Infants with galactosemia can show symptoms in the first few days of life if they eat formula or breast milk that contains lactose. The symptoms may be due to a serious blood infection with the bacteria E Coli.

Symptoms of galactosemia are:

  • Convulsions
  • Irritability
  • Lethargy
  • Poor feeding — baby refuses to eat formula containing milk
  • Poor weight gain
  • Yellow skin and whites of the eyes (jaundice)
  • Vomiting

Exams & Tests

Tests to check for galactosemia include:

  • Blood culture for bacterial infection (E Coli sepsis)
  • Enzyme activity in the red blood cells
  • Ketones in the urine
  • Prenatal diagnosis by directly measuring the enzyme galactose-1-phosphate uridyl transferase
  • “Reducing substances” in the infant’s urine, and normal or low blood sugar while the infant is being fed breast milk or a formula containing lactose
  • Newborn screening tests in many states check for galactosemia.

Test results may show:

  • Amino acids in the urine or blood plasma
  • Enlarged liver
  • Fluid in the abdomen
  • Low blood sugar

Treatment Of Galactosemia

People with this condition must avoid all milk, products that contain milk (including dry milk), and other foods that contain galactose, for life. Read product labels to make sure you or your child with the condition are not eating foods that contain galactose.

Infants can be fed:

  • Soy formula
  • Another lactose-free formula
  • Meat-based formula or Nutramigen (a protein hydrolysate formula)
  • Calcium supplements are recommended.


Classic galactosemia occurs in 1 in 30,000 to 60,000 newborns.
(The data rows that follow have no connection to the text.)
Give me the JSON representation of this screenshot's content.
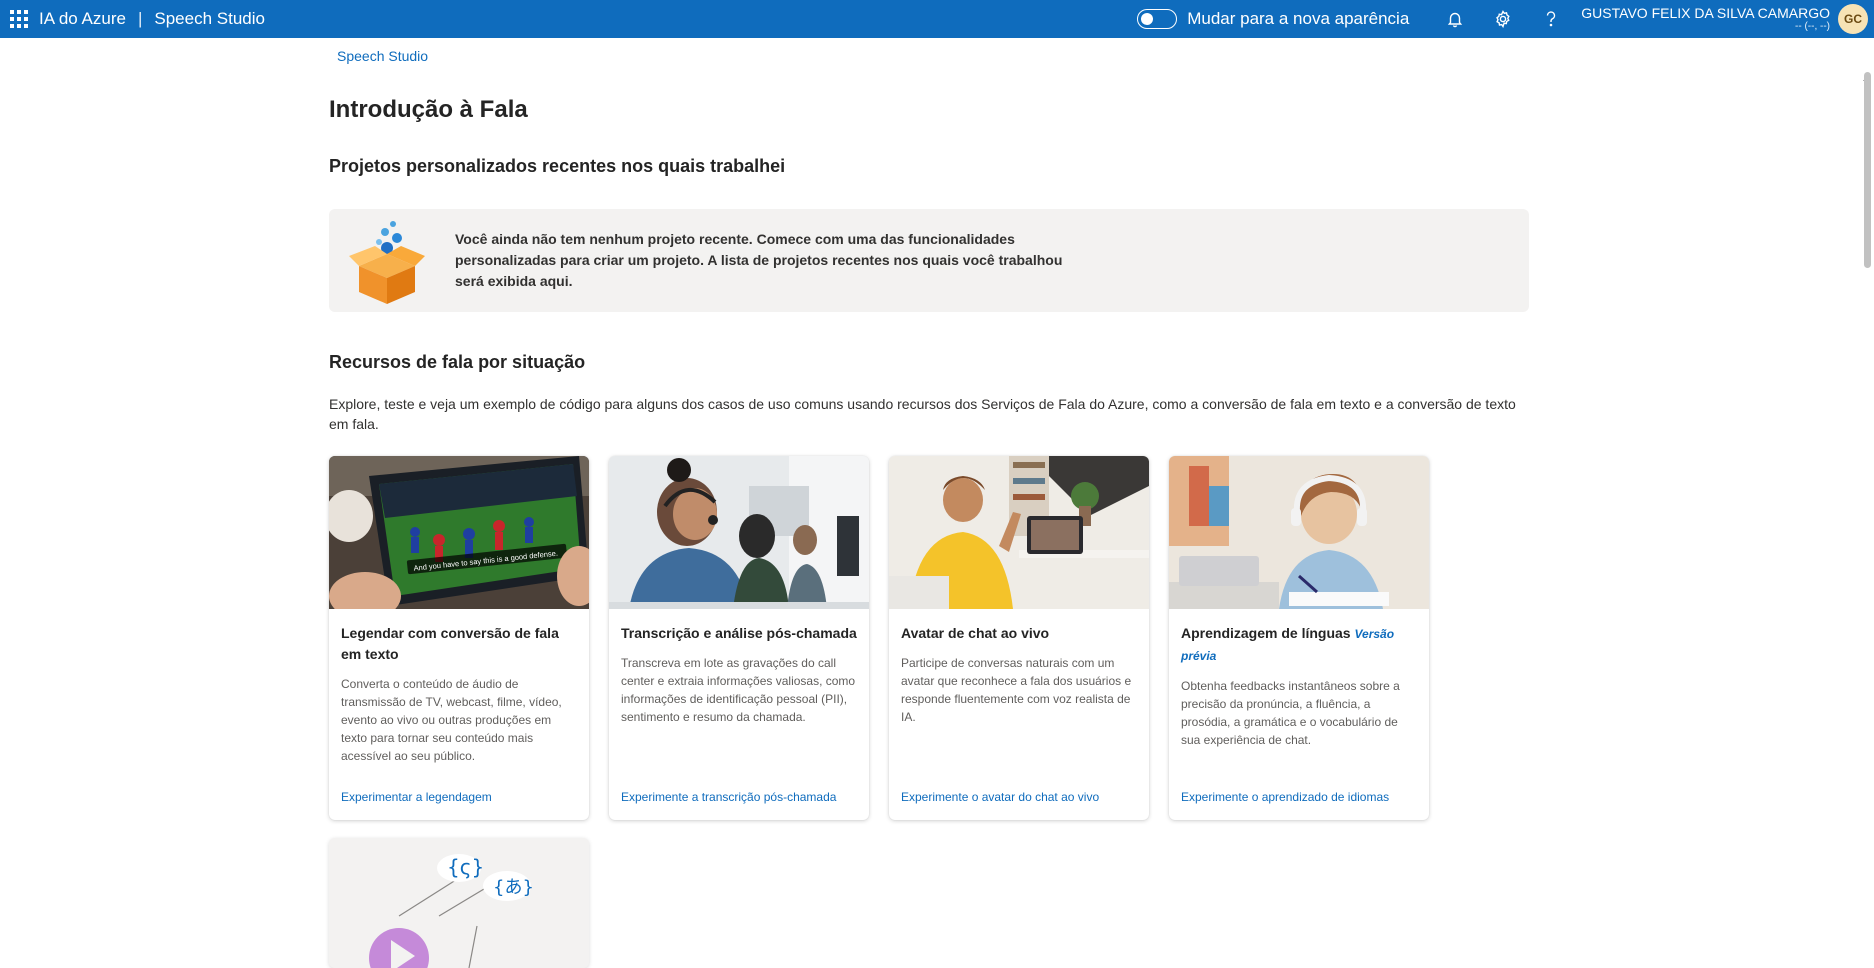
{
  "header": {
    "app_name": "IA do Azure",
    "separator": "|",
    "product": "Speech Studio",
    "toggle_label": "Mudar para a nova aparência",
    "toggle_on": false,
    "user_name": "GUSTAVO FELIX DA SILVA CAMARGO",
    "user_sub": "-- (--, --)",
    "avatar_initials": "GC",
    "icons": [
      "waffle-icon",
      "bell-icon",
      "gear-icon",
      "help-icon"
    ]
  },
  "breadcrumb": "Speech Studio",
  "page_title": "Introdução à Fala",
  "recent": {
    "title": "Projetos personalizados recentes nos quais trabalhei",
    "empty_text": "Você ainda não tem nenhum projeto recente. Comece com uma das funcionalidades personalizadas para criar um projeto. A lista de projetos recentes nos quais você trabalhou será exibida aqui."
  },
  "scenarios": {
    "title": "Recursos de fala por situação",
    "intro": "Explore, teste e veja um exemplo de código para alguns dos casos de uso comuns usando recursos dos Serviços de Fala do Azure, como a conversão de fala em texto e a conversão de texto em fala.",
    "cards": [
      {
        "title": "Legendar com conversão de fala em texto",
        "preview": "",
        "description": "Converta o conteúdo de áudio de transmissão de TV, webcast, filme, vídeo, evento ao vivo ou outras produções em texto para tornar seu conteúdo mais acessível ao seu público.",
        "link": "Experimentar a legendagem",
        "image_caption": "And you have to say this is a good defense."
      },
      {
        "title": "Transcrição e análise pós-chamada",
        "preview": "",
        "description": "Transcreva em lote as gravações do call center e extraia informações valiosas, como informações de identificação pessoal (PII), sentimento e resumo da chamada.",
        "link": "Experimente a transcrição pós-chamada"
      },
      {
        "title": "Avatar de chat ao vivo",
        "preview": "",
        "description": "Participe de conversas naturais com um avatar que reconhece a fala dos usuários e responde fluentemente com voz realista de IA.",
        "link": "Experimente o avatar do chat ao vivo"
      },
      {
        "title": "Aprendizagem de línguas",
        "preview": "Versão prévia",
        "description": "Obtenha feedbacks instantâneos sobre a precisão da pronúncia, a fluência, a prosódia, a gramática e o vocabulário de sua experiência de chat.",
        "link": "Experimente o aprendizado de idiomas"
      }
    ]
  },
  "colors": {
    "header_bg": "#0f6cbd",
    "link": "#0f6cbd",
    "empty_bg": "#f3f2f1"
  }
}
Galactosemia type II
and type III are less common; type II probably affects fewer than 1 in 100,000 newborns
and type III appears to be very rare.